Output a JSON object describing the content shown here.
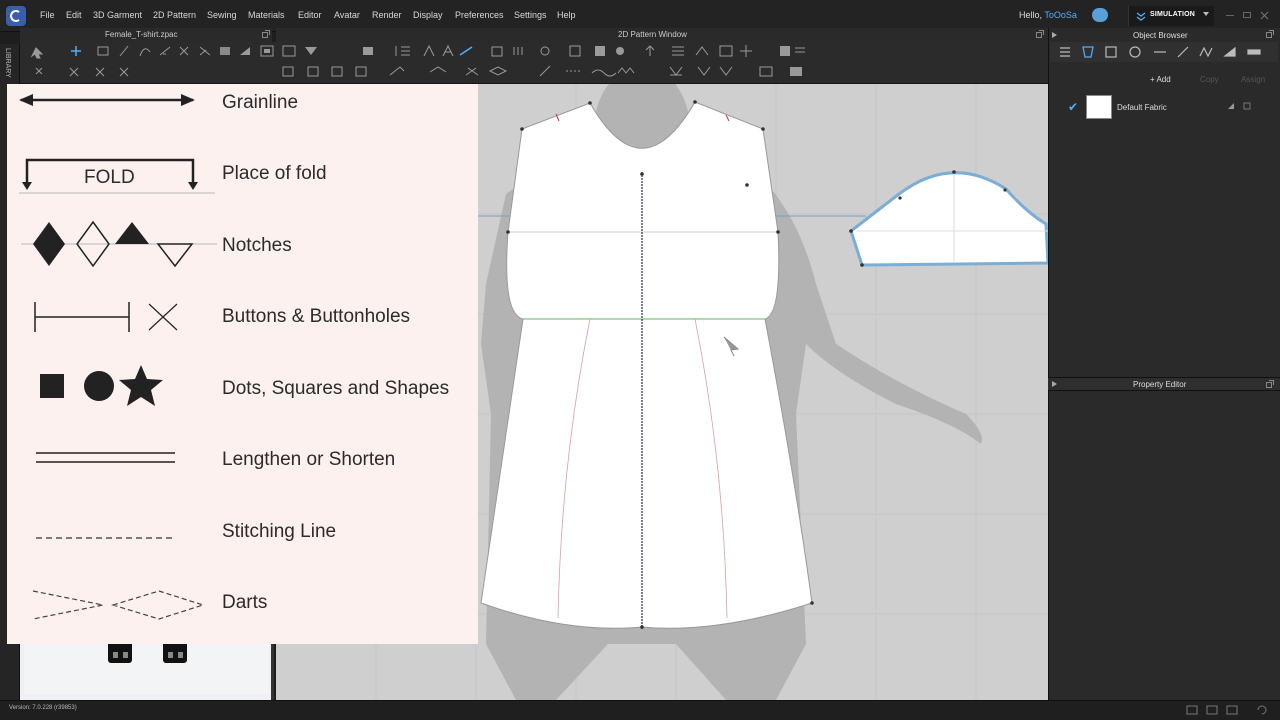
{
  "menubar": {
    "items": [
      "File",
      "Edit",
      "3D Garment",
      "2D Pattern",
      "Sewing",
      "Materials",
      "Editor",
      "Avatar",
      "Render",
      "Display",
      "Preferences",
      "Settings",
      "Help"
    ],
    "greeting": "Hello,",
    "user": "ToOoSa",
    "mode": "SIMULATION"
  },
  "sidebar": {
    "label": "LIBRARY"
  },
  "windows": {
    "file_name": "Female_T-shirt.zpac",
    "pattern_window_title": "2D Pattern Window"
  },
  "legend": {
    "items": [
      {
        "label": "Grainline"
      },
      {
        "label": "Place of fold",
        "symbol_text": "FOLD"
      },
      {
        "label": "Notches"
      },
      {
        "label": "Buttons & Buttonholes"
      },
      {
        "label": "Dots,  Squares and Shapes"
      },
      {
        "label": "Lengthen or Shorten"
      },
      {
        "label": "Stitching Line"
      },
      {
        "label": "Darts"
      }
    ]
  },
  "object_browser": {
    "title": "Object Browser",
    "add_label": "+ Add",
    "copy_label": "Copy",
    "assign_label": "Assign",
    "fabric_name": "Default Fabric"
  },
  "property_editor": {
    "title": "Property Editor"
  },
  "status": {
    "version": "Version: 7.0.228 (r39853)"
  },
  "colors": {
    "accent": "#4fb0ff",
    "legend_bg": "#fdf1ef",
    "pattern_bg": "#cfcfcf",
    "sleeve_outline": "#7aaed6",
    "waist_seam": "#5cb85c"
  }
}
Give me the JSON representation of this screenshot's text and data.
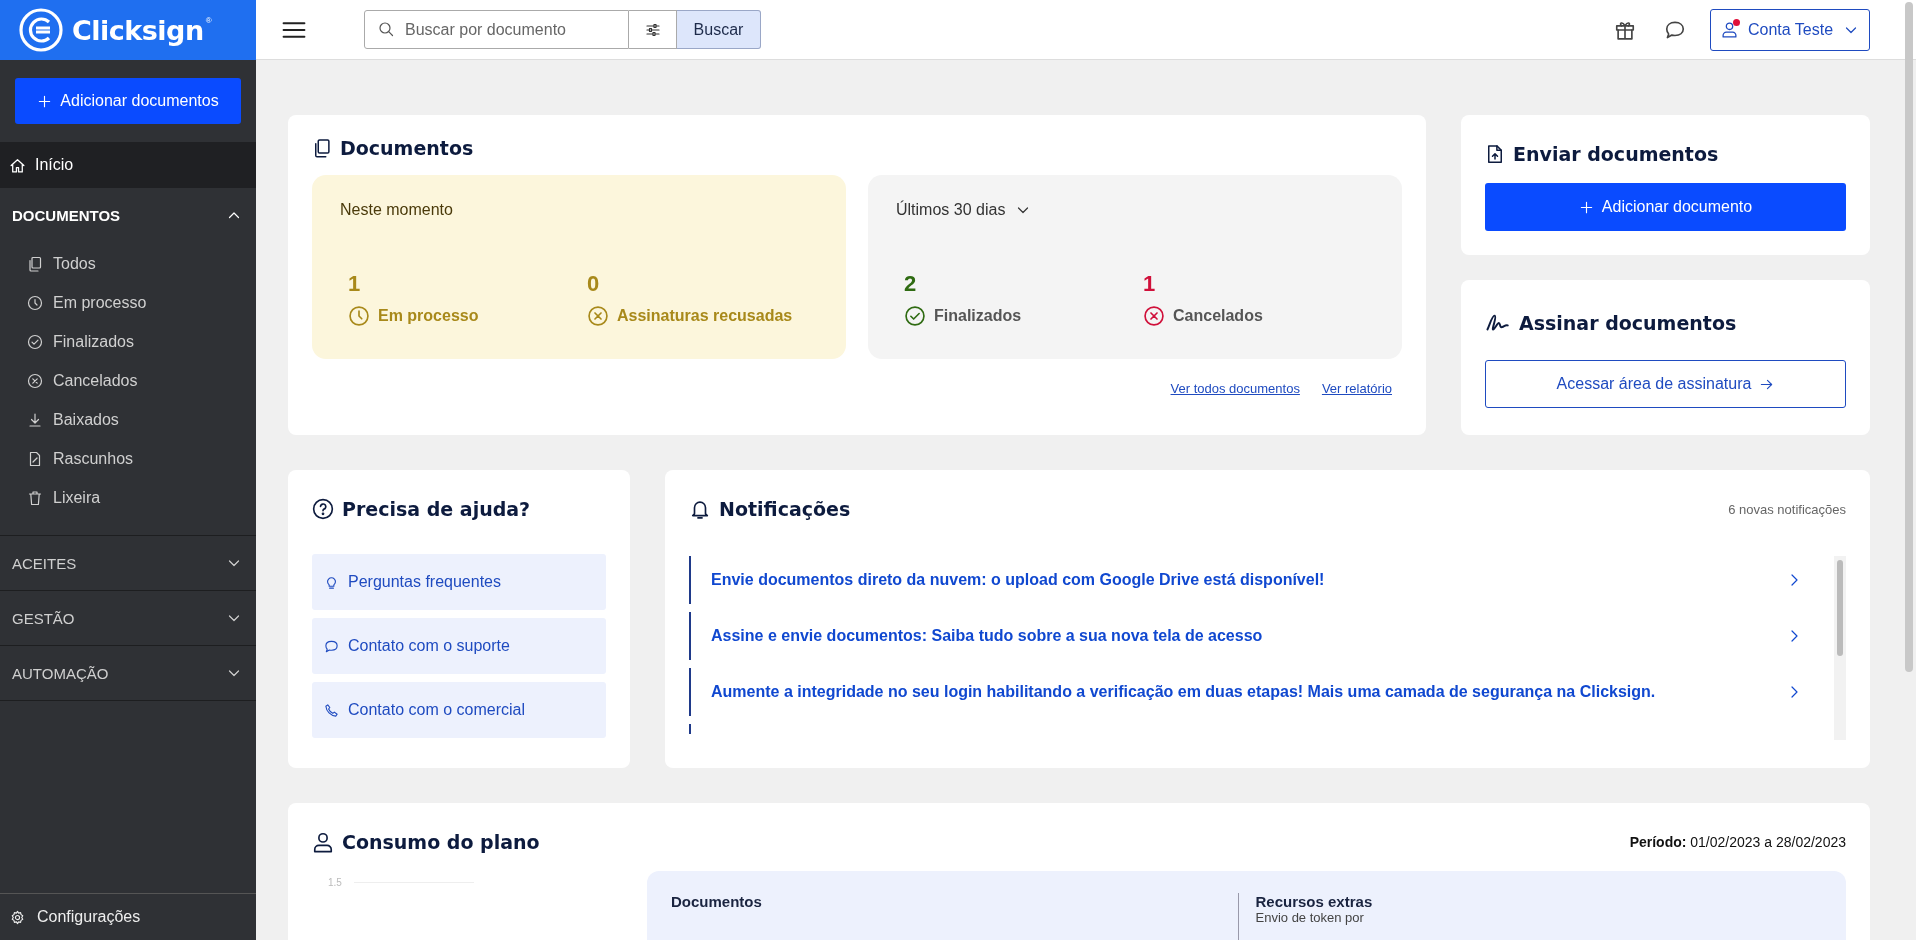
{
  "brand": {
    "name": "Clicksign",
    "mark": "®"
  },
  "sidebar": {
    "add_button": "Adicionar documentos",
    "home": {
      "label": "Início",
      "selected": true
    },
    "sections": [
      {
        "title": "DOCUMENTOS",
        "expanded": true,
        "items": [
          "Todos",
          "Em processo",
          "Finalizados",
          "Cancelados",
          "Baixados",
          "Rascunhos",
          "Lixeira"
        ]
      },
      {
        "title": "ACEITES",
        "expanded": false
      },
      {
        "title": "GESTÃO",
        "expanded": false
      },
      {
        "title": "AUTOMAÇÃO",
        "expanded": false
      }
    ],
    "settings": "Configurações"
  },
  "topbar": {
    "search": {
      "placeholder": "Buscar por documento"
    },
    "search_button": "Buscar",
    "account": {
      "name": "Conta Teste",
      "has_alert": true
    }
  },
  "documents": {
    "title": "Documentos",
    "now": {
      "title": "Neste momento",
      "stats": [
        {
          "kind": "pending",
          "value": "1",
          "label": "Em processo",
          "color": "#a8891a"
        },
        {
          "kind": "refused",
          "value": "0",
          "label": "Assinaturas recusadas",
          "color": "#a8891a"
        }
      ]
    },
    "recent": {
      "title": "Últimos 30 dias",
      "stats": [
        {
          "kind": "done",
          "value": "2",
          "label": "Finalizados",
          "color": "#2f6b12"
        },
        {
          "kind": "canceled",
          "value": "1",
          "label": "Cancelados",
          "color": "#d0103a"
        }
      ]
    },
    "links": [
      "Ver todos documentos",
      "Ver relatório"
    ]
  },
  "send": {
    "title": "Enviar documentos",
    "button": "Adicionar documento"
  },
  "sign": {
    "title": "Assinar documentos",
    "button": "Acessar área de assinatura"
  },
  "help": {
    "title": "Precisa de ajuda?",
    "items": [
      "Perguntas frequentes",
      "Contato com o suporte",
      "Contato com o comercial"
    ]
  },
  "notifications": {
    "title": "Notificações",
    "count": "6 novas notificações",
    "items": [
      "Envie documentos direto da nuvem: o upload com Google Drive está disponível!",
      "Assine e envie documentos: Saiba tudo sobre a sua nova tela de acesso",
      "Aumente a integridade no seu login habilitando a verificação em duas etapas! Mais uma camada de segurança na Clicksign."
    ]
  },
  "plan": {
    "title": "Consumo do plano",
    "period_label": "Período:",
    "period": "01/02/2023 a 28/02/2023",
    "chart_tick": "1.5",
    "columns": [
      {
        "title": "Documentos"
      },
      {
        "title": "Recursos extras",
        "text": "Envio de token por"
      }
    ]
  }
}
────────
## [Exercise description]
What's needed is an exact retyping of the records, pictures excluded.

## [Written reply]
Output a JSON object describing the content shown here.
{
  "menubar": {
    "items": [
      "File",
      "Edit",
      "3D Garment",
      "2D Pattern",
      "Sewing",
      "Materials",
      "Editor",
      "Avatar",
      "Render",
      "Display",
      "Preferences",
      "Settings",
      "Help"
    ],
    "greeting": "Hello,",
    "user": "ToOoSa",
    "mode": "SIMULATION"
  },
  "sidebar": {
    "label": "LIBRARY"
  },
  "windows": {
    "file_name": "Female_T-shirt.zpac",
    "pattern_window_title": "2D Pattern Window"
  },
  "legend": {
    "items": [
      {
        "label": "Grainline"
      },
      {
        "label": "Place of fold",
        "symbol_text": "FOLD"
      },
      {
        "label": "Notches"
      },
      {
        "label": "Buttons & Buttonholes"
      },
      {
        "label": "Dots,  Squares and Shapes"
      },
      {
        "label": "Lengthen or Shorten"
      },
      {
        "label": "Stitching Line"
      },
      {
        "label": "Darts"
      }
    ]
  },
  "object_browser": {
    "title": "Object Browser",
    "add_label": "+ Add",
    "copy_label": "Copy",
    "assign_label": "Assign",
    "fabric_name": "Default Fabric"
  },
  "property_editor": {
    "title": "Property Editor"
  },
  "status": {
    "version": "Version: 7.0.228 (r39853)"
  },
  "colors": {
    "accent": "#4fb0ff",
    "legend_bg": "#fdf1ef",
    "pattern_bg": "#cfcfcf",
    "sleeve_outline": "#7aaed6",
    "waist_seam": "#5cb85c"
  }
}
Give me the JSON representation of this screenshot's text and data.
{
  "brand": {
    "name": "Clicksign",
    "mark": "®"
  },
  "sidebar": {
    "add_button": "Adicionar documentos",
    "home": {
      "label": "Início",
      "selected": true
    },
    "sections": [
      {
        "title": "DOCUMENTOS",
        "expanded": true,
        "items": [
          "Todos",
          "Em processo",
          "Finalizados",
          "Cancelados",
          "Baixados",
          "Rascunhos",
          "Lixeira"
        ]
      },
      {
        "title": "ACEITES",
        "expanded": false
      },
      {
        "title": "GESTÃO",
        "expanded": false
      },
      {
        "title": "AUTOMAÇÃO",
        "expanded": false
      }
    ],
    "settings": "Configurações"
  },
  "topbar": {
    "search": {
      "placeholder": "Buscar por documento"
    },
    "search_button": "Buscar",
    "account": {
      "name": "Conta Teste",
      "has_alert": true
    }
  },
  "documents": {
    "title": "Documentos",
    "now": {
      "title": "Neste momento",
      "stats": [
        {
          "kind": "pending",
          "value": "1",
          "label": "Em processo",
          "color": "#a8891a"
        },
        {
          "kind": "refused",
          "value": "0",
          "label": "Assinaturas recusadas",
          "color": "#a8891a"
        }
      ]
    },
    "recent": {
      "title": "Últimos 30 dias",
      "stats": [
        {
          "kind": "done",
          "value": "2",
          "label": "Finalizados",
          "color": "#2f6b12"
        },
        {
          "kind": "canceled",
          "value": "1",
          "label": "Cancelados",
          "color": "#d0103a"
        }
      ]
    },
    "links": [
      "Ver todos documentos",
      "Ver relatório"
    ]
  },
  "send": {
    "title": "Enviar documentos",
    "button": "Adicionar documento"
  },
  "sign": {
    "title": "Assinar documentos",
    "button": "Acessar área de assinatura"
  },
  "help": {
    "title": "Precisa de ajuda?",
    "items": [
      "Perguntas frequentes",
      "Contato com o suporte",
      "Contato com o comercial"
    ]
  },
  "notifications": {
    "title": "Notificações",
    "count": "6 novas notificações",
    "items": [
      "Envie documentos direto da nuvem: o upload com Google Drive está disponível!",
      "Assine e envie documentos: Saiba tudo sobre a sua nova tela de acesso",
      "Aumente a integridade no seu login habilitando a verificação em duas etapas! Mais uma camada de segurança na Clicksign."
    ]
  },
  "plan": {
    "title": "Consumo do plano",
    "period_label": "Período:",
    "period": "01/02/2023 a 28/02/2023",
    "chart_tick": "1.5",
    "columns": [
      {
        "title": "Documentos"
      },
      {
        "title": "Recursos extras",
        "text": "Envio de token por"
      }
    ]
  }
}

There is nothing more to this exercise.